“Where shall we go?” I asked
“The hermitage would be a good choice, it is a ravine and is permanently cool.”
So we decided on a hermitage walk. Hermits are quiet people, cause no trouble and usually keep themselves to themselves. Unfortunately we discovered on the last hermitage walk that everyone else has the same idea and the hermitage resembled a mass excursion of the local population, but that was then Sunday afternoon. It was now a Friday afternoon, so what could possibly happen. We had a two minute drive to reach the entrance as marching across roads in an upwards direction was not advisable. We discovered a neat parking place, just near the hermitage restaurant. As we actually had no money with us to cover the cost of a refreshing drink, we ignored the restaurant and walked on through the path above which arrived at a place known as the Kanzel (our local Swiss German name) and were rewarded with a view over the cathedral belonging to the nearby town of Solothurn.
And now I was ready to go. Five minutes walking was not enough, I wanted more. Unfortunately my foolish mood was the cause of this idea, but I persisted undaunted, although there was a little resistance.
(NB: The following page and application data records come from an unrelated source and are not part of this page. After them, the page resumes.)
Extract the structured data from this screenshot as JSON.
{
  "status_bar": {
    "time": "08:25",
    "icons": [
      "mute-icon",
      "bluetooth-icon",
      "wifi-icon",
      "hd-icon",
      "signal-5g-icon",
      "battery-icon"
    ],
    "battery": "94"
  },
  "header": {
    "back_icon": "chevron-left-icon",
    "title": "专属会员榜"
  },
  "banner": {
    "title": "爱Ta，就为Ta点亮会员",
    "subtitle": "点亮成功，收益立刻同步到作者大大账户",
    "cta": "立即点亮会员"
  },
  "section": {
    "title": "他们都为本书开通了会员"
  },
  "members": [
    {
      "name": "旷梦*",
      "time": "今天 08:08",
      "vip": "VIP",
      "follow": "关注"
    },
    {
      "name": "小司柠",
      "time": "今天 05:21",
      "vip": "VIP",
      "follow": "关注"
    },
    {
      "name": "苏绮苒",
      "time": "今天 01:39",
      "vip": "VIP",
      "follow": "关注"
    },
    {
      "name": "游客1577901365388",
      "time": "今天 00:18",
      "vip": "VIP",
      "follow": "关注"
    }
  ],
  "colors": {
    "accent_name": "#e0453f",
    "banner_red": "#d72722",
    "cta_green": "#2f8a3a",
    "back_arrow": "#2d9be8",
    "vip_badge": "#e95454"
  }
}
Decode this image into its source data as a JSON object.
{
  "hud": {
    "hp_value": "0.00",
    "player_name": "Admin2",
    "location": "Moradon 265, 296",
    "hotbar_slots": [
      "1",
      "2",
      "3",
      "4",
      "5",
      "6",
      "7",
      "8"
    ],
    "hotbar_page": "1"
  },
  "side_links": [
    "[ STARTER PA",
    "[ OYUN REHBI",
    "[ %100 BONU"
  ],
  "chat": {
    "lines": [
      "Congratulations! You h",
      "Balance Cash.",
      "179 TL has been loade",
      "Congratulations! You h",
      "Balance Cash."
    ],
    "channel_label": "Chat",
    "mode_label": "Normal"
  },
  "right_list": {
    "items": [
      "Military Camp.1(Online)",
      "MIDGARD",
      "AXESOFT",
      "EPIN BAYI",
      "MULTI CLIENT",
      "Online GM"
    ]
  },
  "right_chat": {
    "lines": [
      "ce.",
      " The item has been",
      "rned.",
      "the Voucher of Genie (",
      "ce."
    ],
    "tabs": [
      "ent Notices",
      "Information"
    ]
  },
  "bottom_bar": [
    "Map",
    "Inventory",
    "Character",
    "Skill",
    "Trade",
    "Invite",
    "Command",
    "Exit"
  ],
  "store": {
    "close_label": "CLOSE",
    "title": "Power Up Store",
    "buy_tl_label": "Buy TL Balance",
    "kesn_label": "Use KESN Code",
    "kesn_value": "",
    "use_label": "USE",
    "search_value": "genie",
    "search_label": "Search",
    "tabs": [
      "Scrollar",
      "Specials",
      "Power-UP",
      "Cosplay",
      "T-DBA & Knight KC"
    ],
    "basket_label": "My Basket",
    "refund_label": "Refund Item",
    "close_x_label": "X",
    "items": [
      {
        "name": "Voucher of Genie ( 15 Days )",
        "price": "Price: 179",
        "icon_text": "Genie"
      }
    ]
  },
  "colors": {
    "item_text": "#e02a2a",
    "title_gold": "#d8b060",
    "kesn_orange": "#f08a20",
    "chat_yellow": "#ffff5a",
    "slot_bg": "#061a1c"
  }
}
“Where else do you want to go?”
“No idea, but just a walk around the Kanzel is a little short.”
After an intensive discussion it was decided to go further into the depths and to see what the hermit was doing in the Einsiedelei as it is known in our area. It was a walk downwards to remind you that you had calf muscles on your legs, but we survived and approached the hermit’s house.
It seemed that the hermit was not at home, or perhaps she was peeping behind the curtains, not wanting to be photographed. Hermits can be quite fussy about things like that. I pushed a couple of tourists to one side and made my photo.
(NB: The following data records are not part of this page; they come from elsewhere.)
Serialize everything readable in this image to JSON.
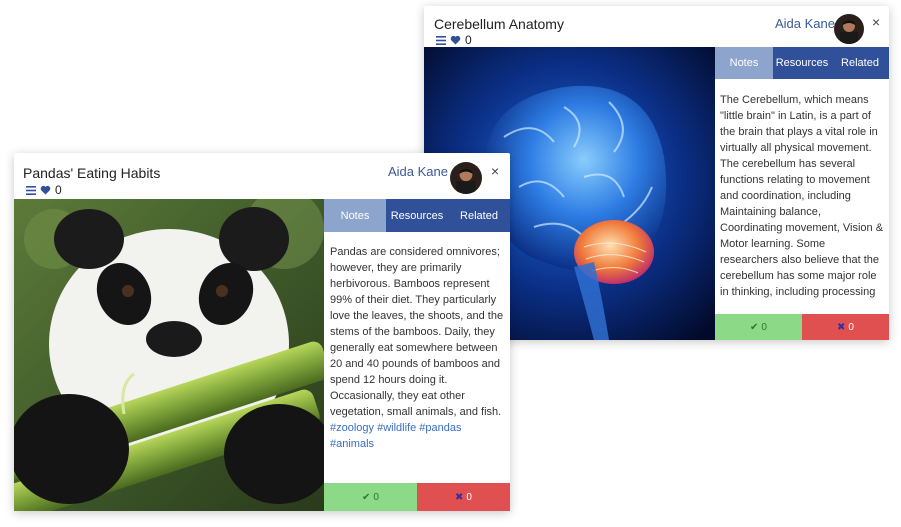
{
  "cards": [
    {
      "title": "Pandas' Eating Habits",
      "likes": "0",
      "author": "Aida Kane",
      "close": "×",
      "tabs": [
        "Notes",
        "Resources",
        "Related"
      ],
      "notes": "Pandas are considered omnivores; however, they are primarily herbivorous. Bamboos represent 99% of their diet. They particularly love the leaves, the shoots, and the stems of the bamboos. Daily, they generally eat somewhere between 20 and 40 pounds of bamboos and spend 12 hours doing it. Occasionally, they eat other vegetation, small animals, and fish.",
      "tags": "#zoology #wildlife #pandas #animals",
      "upvotes": "0",
      "downvotes": "0"
    },
    {
      "title": "Cerebellum Anatomy",
      "likes": "0",
      "author": "Aida Kane",
      "close": "×",
      "tabs": [
        "Notes",
        "Resources",
        "Related"
      ],
      "notes": "The Cerebellum, which means \"little brain\" in Latin, is a part of the brain that plays a vital role in virtually all physical movement. The cerebellum has several functions relating to movement and coordination, including Maintaining balance, Coordinating movement, Vision & Motor learning. Some researchers also believe that the cerebellum has some major role in thinking, including processing language and mood too. Like other structures in",
      "upvotes": "0",
      "downvotes": "0"
    }
  ],
  "colors": {
    "tab": "#31509a",
    "tab_active": "#8da4cc",
    "up": "#8cd987",
    "down": "#e05050",
    "link": "#3b6cc4"
  }
}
On the return journey I noticed this interesting little place just near the house. I do not know what it is used for, but probably something that hermits need. Perhaps a place to escape from the permanent march of the tourists.
We walked on along the banks of the stream flowing through the Einsiedelei. It was then that my scout changed the direction to an upwards walk, to return to our car. A lot of renovations had been made in the Einsidelei and one was to make a new path with steps. Unfortunately the steps seem to have been designed for a guy known as Gulliver, and I was more a golden oldie who was still glad that her feet were attached to her legs. The first step seemed to be the test. It was bordered with a wooden plank which you had to climb up. Unfortunately there were no bushes or trees or other useful objects to hold onto and for a moment I was suspended in mid air, one foot raised and the other wanting to follow. My scount had already moved on to tackle other obstacles. The second step now loomed ahead and I was frozen to the spot, but now the scout realised my predicament and came to my assistance. He grasped my hand and I grasped his. It was a joint effort, but we succeeded and three Gulliver sized steps later I had reach the top - almost. There was now a slight steep climb, but if the hermit can do it, so can I and eventually we reached the top.
I could see my car, and I had survived yet another challenge. We arrived safe sound at home where my scout prepared an evening meal of cervelat salad, something typically Swiss made from our national sausage. As he is Mr. Swiss, I let him do it, it tastes more genuine.